(MATERIAL TO PROCESS)

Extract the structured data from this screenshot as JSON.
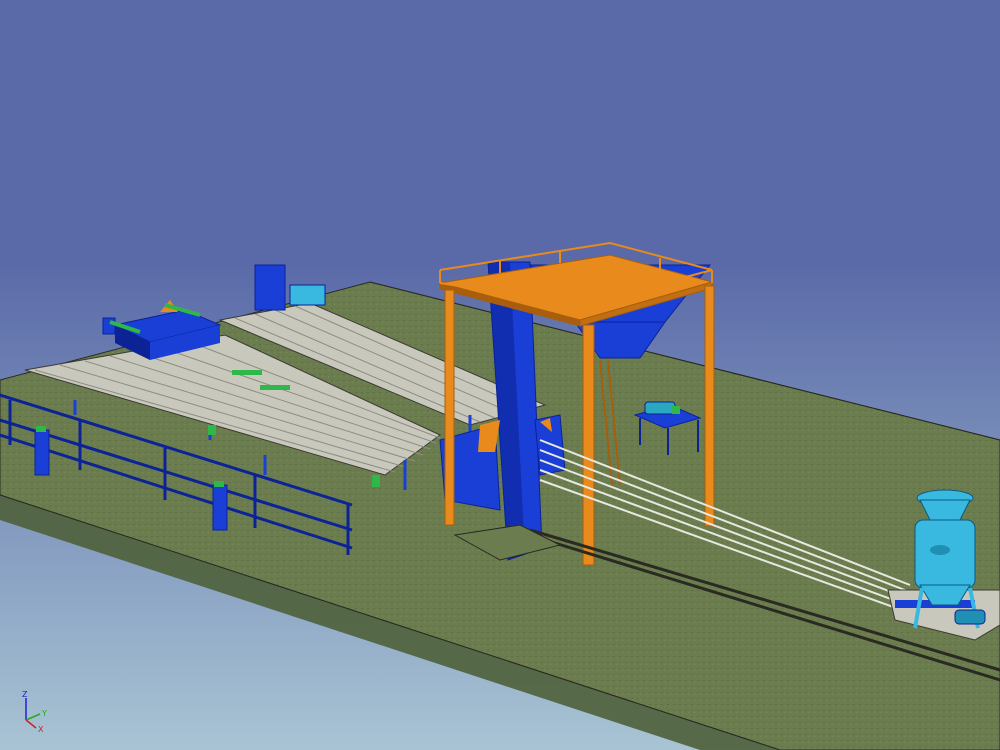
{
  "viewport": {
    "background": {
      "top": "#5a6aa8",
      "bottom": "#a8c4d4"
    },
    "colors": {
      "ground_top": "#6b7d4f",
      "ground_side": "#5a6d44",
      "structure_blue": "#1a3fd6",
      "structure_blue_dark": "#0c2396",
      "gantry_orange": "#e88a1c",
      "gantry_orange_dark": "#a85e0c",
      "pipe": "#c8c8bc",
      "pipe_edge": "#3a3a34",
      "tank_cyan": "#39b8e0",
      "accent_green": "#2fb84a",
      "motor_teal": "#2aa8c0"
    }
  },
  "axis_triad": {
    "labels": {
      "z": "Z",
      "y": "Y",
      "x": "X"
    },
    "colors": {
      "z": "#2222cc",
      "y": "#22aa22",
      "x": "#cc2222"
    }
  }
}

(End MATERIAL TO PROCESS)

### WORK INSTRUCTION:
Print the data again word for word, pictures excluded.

### WRITTEN ANSWER:
Extract the structured data from this screenshot as JSON.
{
  "viewport": {
    "background": {
      "top": "#5a6aa8",
      "bottom": "#a8c4d4"
    },
    "colors": {
      "ground_top": "#6b7d4f",
      "ground_side": "#5a6d44",
      "structure_blue": "#1a3fd6",
      "structure_blue_dark": "#0c2396",
      "gantry_orange": "#e88a1c",
      "gantry_orange_dark": "#a85e0c",
      "pipe": "#c8c8bc",
      "pipe_edge": "#3a3a34",
      "tank_cyan": "#39b8e0",
      "accent_green": "#2fb84a",
      "motor_teal": "#2aa8c0"
    }
  },
  "axis_triad": {
    "labels": {
      "z": "Z",
      "y": "Y",
      "x": "X"
    },
    "colors": {
      "z": "#2222cc",
      "y": "#22aa22",
      "x": "#cc2222"
    }
  }
}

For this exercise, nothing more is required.